Ranch Candy/Spare Parts, Communitie, Mano, Cobra Rock Boot Company, Ashley Rowe, Freda, Dirt, Moonlight Gemstones, Raba (where we shopped): Guys, seriously, the shopping is just as good, (if not better), than the local shopping in Austin. True, there aren’t too many boutiques in Marfa, but what they lack in quantity, they for sure make up for in quality. It’s like the whole town coordinated a central theme for all the buildings, art and boutiques, and that theme is high-end southwestern style. That’s what you’ll find in each of these boutiques, but each with their own unique pieces. At the boutique Raba, I literally found a vintage Chanel jacket (in the middle of the desert)! I still can’t get over that. I mean, that jacket would be impossible to find in Austin, and almost as impossible to find online, so the fact that I found it in the middle of nowhere just proves how unique and culturally significant this tiny town is. Dirt is a truck that’s parked on the side of the road, that looks like a food truck, but they sell the most amazing vintage pieces – dresses, tops and shoes. It’s pretty much amazing. And if you’re at all in to gemstones and/or crystals, you MUST check out Moonlight Gemstones. You’ll thank me later.

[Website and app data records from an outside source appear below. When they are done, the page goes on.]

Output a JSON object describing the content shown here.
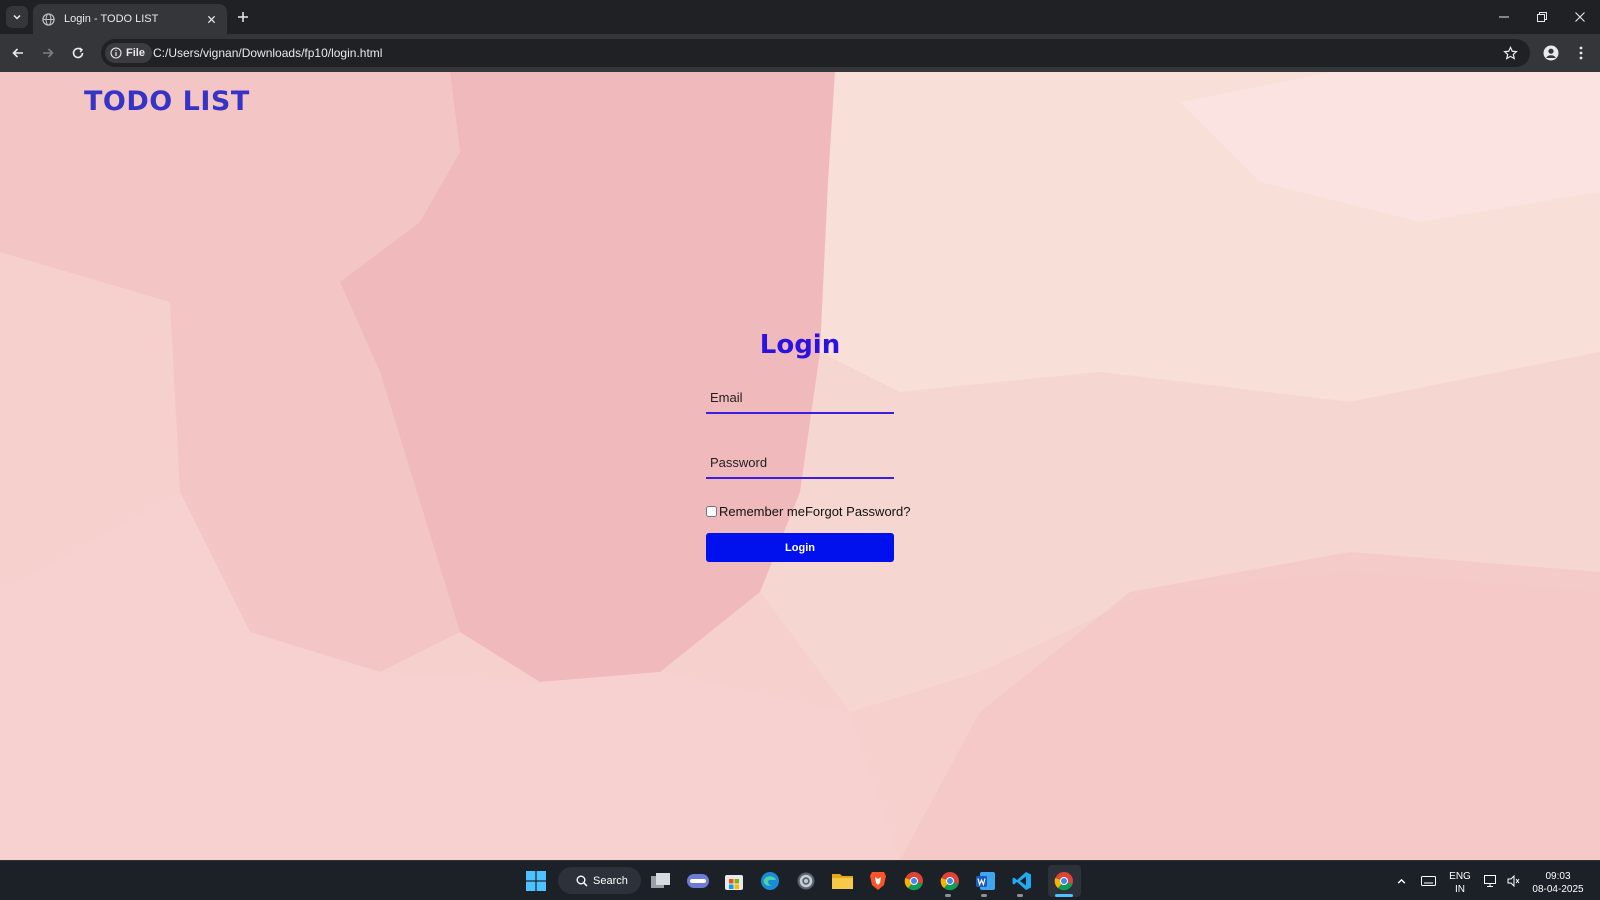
{
  "browser": {
    "tab_title": "Login - TODO LIST",
    "url": "C:/Users/vignan/Downloads/fp10/login.html",
    "security_chip_label": "File"
  },
  "page": {
    "brand": "TODO LIST",
    "login_title": "Login",
    "email_placeholder": "Email",
    "email_value": "",
    "password_placeholder": "Password",
    "password_value": "",
    "remember_label": "Remember me",
    "remember_checked": false,
    "forgot_label": "Forgot Password?",
    "login_button": "Login"
  },
  "taskbar": {
    "search_label": "Search",
    "apps": [
      "windows-start",
      "task-view",
      "copilot",
      "microsoft-store",
      "edge",
      "settings",
      "file-explorer",
      "brave",
      "chrome",
      "chrome",
      "word",
      "vs-code",
      "chrome"
    ],
    "language": "ENG",
    "region": "IN",
    "time": "09:03",
    "date": "08-04-2025"
  },
  "colors": {
    "brand_text": "#3634c6",
    "login_title": "#2b12e0",
    "field_underline": "#3a1fe0",
    "login_button_bg": "#0011ee",
    "page_background": "#f6d0cc",
    "taskbar_bg": "#1c2027"
  }
}
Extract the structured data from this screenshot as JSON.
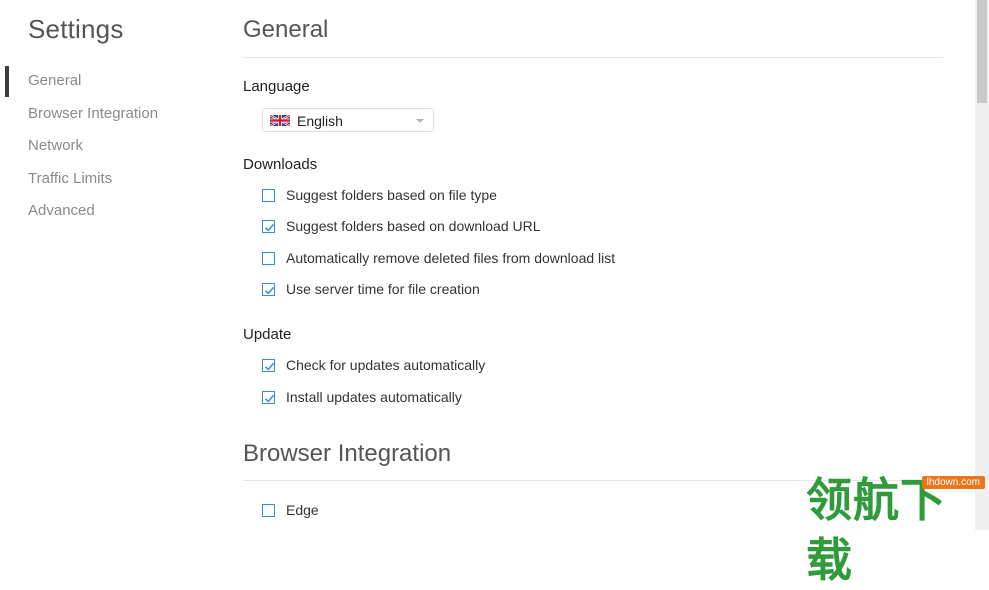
{
  "sidebar": {
    "title": "Settings",
    "items": [
      {
        "label": "General",
        "active": true
      },
      {
        "label": "Browser Integration",
        "active": false
      },
      {
        "label": "Network",
        "active": false
      },
      {
        "label": "Traffic Limits",
        "active": false
      },
      {
        "label": "Advanced",
        "active": false
      }
    ]
  },
  "general": {
    "title": "General",
    "language": {
      "label": "Language",
      "selected": "English",
      "flag_icon": "uk-flag-icon"
    },
    "downloads": {
      "label": "Downloads",
      "options": [
        {
          "label": "Suggest folders based on file type",
          "checked": false
        },
        {
          "label": "Suggest folders based on download URL",
          "checked": true
        },
        {
          "label": "Automatically remove deleted files from download list",
          "checked": false
        },
        {
          "label": "Use server time for file creation",
          "checked": true
        }
      ]
    },
    "update": {
      "label": "Update",
      "options": [
        {
          "label": "Check for updates automatically",
          "checked": true
        },
        {
          "label": "Install updates automatically",
          "checked": true
        }
      ]
    }
  },
  "browser_integration": {
    "title": "Browser Integration",
    "options": [
      {
        "label": "Edge",
        "checked": false
      }
    ]
  },
  "watermark": {
    "text": "领航下载",
    "tag": "lhdown.com"
  },
  "colors": {
    "accent": "#3a8fd4",
    "active_indicator": "#3d3d3d",
    "watermark_green": "#2f9b3a",
    "watermark_orange": "#e8761c"
  }
}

Prada Marfa, Marfa Lights (what we saw): Driving out to the Prada Marfa sculpture was my favorite part of the trip. It’s a half hour even further west, so once you get to it, there’s literally nothing else around except the sculpture and the desert. It’s truly one of those defining moments in your life – an experience you will never forget. Be sure to go during golden hour (right before the sun sets). The experience is so moving, you’ll probably cry. I’ve heard of people who have.
Legend has it that if you stay in Marfa and the surrounding desert long enough, you’ll come across extraterrestrial activity. The lights were first reported back in the 1800’s when a cowboy was herding his cattle. He noticed the lights in the distance and wondered if they could be something out of this world. There’s an observation area just off the road where, at night, tourists and curious locals gather to try and catch a glimpse of the unidentified moving lights. Unfortunately, when we went out there, we didn’t see them.
The Chinati Foundation, John Chamberlain, RULE Gallery, Cody Barber (art): At the Chinati Foundation, the one exhibit you can see for free is the outdoor sculptures. They’re large, square, cement sculptures on a path out in the desert. It sounds kind of boring, walking around looking at cement blocks, but combine those blocks with the beauty of the desert, and it’s actually a pretty cool exhibit. RULE Gallery was another one of my faves. It’s a bungalow house, with the cutest interior. The exhibit is, in fact, the house. You can walk through each room, just like you would when you take a tour of your friends newly renovated home. It’s pretty fun.
Bonus: When you’re there, try to find the vending machine room and the GIF maker (a photo booth that’s on the side of the road). It’s so fun to stumble upon them.
What to do next time: Hotel St. George, St. George pool (It’s open late night, with a bar and music), Stellina (upscale dinner spot on the square), Al Campo, La Playa, Planet Marfa, Lost Horse Saloon, Do Your Thing Coffee, Thunderbird Hotel, Hotel Paisano, Trans-Pecos Festival – a music festival on the grounds of El Cosmico.
Photos by Jennifer Boomer